Spinal (intervertebral) discs make it possible for the backbone to support daily movements. These natural “shock absorbers” consist of a solid outer shell called an annulus and a softer inner portion referred to as a nucleus. If a disc’s outer shell becomes weak due to age-related changes or damage, inner material can shift or push outward. When this happens, it’s known as a herniated disc. How disc herniation affects your spine and adjacent nerves depends on several factors, including the specific type of herniation that has occurred. The trusted Santa Monica spine surgeons at The Spine Institute have put together a list of three common possibilities.
A bulging disc is a contained type of herniation where the shape of the disc is changed when the inner nucleus is flattened. The inner material doesn’t break through the outer shell. However, the flatter or misshapen disc can protrude enough to press on nearby nerve roots. If this occurs, symptoms experienced may include:
With this non-contained type of disc herniation, the disc’s soft inner material pushes outward with enough force to break through the outside shell of the disc. Disc extrusion can occur because the outside shell has weakened, or as a result of a sudden trauma like a hard impact or fall. Symptoms tend to be more painful and noticeable than what’s normally experienced with a bulging disc. The leaking inner disc material may result in:
Symptoms tend to be more severe with sequestered herniation, a type of disc herniation where the inner disc material pushes outward and moves elsewhere. For instance, you might have a disc extrusion where the inner disc material becomes loose and moves to another part of the spine, which then becomes a sequestered herniation. The odds of experiencing a sequestered herniation can increase if a non-contained herniated disc remains untreated. A free-floating piece of inner disc material can contribute to many possible spine-related issues, including:
Sometimes, the discomfort that results from a herniated disc will gradually become less noticeable over time, which usually happens when disc damage is due to age-related spinal changes. Some patients respond well to therapeutic techniques such as massage therapy, epidural steroid injections, or chiropractic manipulations. When surgery is necessary, there are a growing number of minimally invasive procedures that can ease nerve compression with fewer risks and shorter recovery periods.
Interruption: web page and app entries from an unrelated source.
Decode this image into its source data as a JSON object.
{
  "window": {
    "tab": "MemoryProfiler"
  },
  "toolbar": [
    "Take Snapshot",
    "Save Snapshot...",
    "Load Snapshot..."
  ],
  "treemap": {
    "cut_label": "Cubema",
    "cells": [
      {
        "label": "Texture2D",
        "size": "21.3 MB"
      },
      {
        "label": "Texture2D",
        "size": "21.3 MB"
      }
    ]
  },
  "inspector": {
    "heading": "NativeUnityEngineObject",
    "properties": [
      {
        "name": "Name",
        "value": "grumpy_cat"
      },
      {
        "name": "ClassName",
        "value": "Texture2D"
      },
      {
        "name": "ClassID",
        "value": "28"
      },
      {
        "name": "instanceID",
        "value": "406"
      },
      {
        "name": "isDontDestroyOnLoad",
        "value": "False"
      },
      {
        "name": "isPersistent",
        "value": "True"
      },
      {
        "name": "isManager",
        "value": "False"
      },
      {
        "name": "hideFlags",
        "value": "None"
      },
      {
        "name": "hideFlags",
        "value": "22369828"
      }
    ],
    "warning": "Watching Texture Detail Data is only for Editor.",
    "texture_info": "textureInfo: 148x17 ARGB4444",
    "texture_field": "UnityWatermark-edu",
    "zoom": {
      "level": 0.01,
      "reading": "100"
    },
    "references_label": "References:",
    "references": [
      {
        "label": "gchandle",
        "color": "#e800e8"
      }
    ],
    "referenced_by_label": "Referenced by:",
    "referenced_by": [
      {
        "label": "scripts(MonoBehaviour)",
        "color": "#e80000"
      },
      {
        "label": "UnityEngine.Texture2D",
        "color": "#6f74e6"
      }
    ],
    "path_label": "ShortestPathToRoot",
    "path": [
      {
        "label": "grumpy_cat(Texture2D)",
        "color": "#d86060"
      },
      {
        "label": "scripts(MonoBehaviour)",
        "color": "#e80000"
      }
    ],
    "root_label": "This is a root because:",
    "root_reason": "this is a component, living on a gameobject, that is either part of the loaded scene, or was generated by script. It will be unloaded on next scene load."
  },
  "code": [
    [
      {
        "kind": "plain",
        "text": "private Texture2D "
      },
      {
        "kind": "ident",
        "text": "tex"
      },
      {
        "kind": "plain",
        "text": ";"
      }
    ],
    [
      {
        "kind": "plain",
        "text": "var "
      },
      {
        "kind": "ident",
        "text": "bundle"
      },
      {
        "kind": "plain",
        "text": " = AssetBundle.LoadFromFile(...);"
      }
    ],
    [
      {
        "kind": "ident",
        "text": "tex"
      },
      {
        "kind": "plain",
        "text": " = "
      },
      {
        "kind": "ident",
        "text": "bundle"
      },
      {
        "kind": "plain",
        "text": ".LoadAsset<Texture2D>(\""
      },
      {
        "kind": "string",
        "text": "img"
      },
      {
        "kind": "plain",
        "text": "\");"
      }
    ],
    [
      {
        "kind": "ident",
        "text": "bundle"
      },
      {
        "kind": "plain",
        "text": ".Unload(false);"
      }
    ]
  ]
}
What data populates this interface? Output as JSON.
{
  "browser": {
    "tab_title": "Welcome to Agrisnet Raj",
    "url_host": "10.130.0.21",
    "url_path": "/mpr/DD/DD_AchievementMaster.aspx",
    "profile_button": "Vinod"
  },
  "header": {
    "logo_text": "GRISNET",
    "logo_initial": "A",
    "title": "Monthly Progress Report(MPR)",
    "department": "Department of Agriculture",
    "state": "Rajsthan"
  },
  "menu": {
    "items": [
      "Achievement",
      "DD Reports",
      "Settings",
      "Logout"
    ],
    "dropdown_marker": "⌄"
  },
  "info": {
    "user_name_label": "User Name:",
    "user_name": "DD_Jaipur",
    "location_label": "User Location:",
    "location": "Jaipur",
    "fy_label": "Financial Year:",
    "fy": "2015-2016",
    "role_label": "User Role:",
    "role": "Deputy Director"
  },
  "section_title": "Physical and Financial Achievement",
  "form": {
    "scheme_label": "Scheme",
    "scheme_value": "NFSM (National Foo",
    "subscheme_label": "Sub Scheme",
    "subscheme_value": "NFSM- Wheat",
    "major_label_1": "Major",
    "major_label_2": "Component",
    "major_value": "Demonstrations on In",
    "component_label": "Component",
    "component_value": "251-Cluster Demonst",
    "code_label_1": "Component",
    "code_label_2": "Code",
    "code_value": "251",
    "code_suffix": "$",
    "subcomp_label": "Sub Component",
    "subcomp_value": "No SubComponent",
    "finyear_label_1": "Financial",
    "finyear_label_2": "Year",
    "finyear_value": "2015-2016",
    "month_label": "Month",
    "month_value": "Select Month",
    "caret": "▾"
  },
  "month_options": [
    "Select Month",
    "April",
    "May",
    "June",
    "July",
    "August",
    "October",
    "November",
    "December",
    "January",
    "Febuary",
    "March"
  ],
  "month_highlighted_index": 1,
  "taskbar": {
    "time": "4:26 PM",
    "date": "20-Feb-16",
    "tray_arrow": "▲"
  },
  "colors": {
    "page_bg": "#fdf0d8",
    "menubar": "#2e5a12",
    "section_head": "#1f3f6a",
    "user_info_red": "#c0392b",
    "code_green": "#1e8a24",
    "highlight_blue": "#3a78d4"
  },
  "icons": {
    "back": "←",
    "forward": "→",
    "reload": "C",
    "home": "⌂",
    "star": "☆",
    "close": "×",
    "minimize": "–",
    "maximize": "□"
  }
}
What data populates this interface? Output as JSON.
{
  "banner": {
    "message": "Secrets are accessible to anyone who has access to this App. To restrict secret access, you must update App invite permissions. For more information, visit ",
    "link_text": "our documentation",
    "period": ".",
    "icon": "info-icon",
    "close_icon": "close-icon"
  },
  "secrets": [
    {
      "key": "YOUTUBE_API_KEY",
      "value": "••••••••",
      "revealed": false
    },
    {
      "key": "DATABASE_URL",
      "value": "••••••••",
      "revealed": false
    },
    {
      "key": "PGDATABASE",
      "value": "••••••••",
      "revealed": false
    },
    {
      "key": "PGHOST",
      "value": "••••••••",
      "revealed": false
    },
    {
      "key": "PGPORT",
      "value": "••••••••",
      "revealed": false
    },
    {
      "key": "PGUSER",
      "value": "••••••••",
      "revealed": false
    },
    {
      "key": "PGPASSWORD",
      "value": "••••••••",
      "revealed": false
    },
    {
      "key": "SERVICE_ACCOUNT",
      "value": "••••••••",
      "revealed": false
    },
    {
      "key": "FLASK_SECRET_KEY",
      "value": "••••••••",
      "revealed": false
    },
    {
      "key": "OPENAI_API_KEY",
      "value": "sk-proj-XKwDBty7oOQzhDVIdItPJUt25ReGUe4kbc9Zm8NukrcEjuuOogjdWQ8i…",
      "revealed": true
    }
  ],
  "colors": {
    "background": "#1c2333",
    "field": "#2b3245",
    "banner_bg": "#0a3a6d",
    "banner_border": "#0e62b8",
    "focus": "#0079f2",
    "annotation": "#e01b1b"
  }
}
For instance, you may want to consider vertebroplasty surgery. Santa Monica residents should reach out to Dr. Hyun Bae at The Spine Institute today. Give us a call at 310-828-7757 to schedule an in-person evaluation.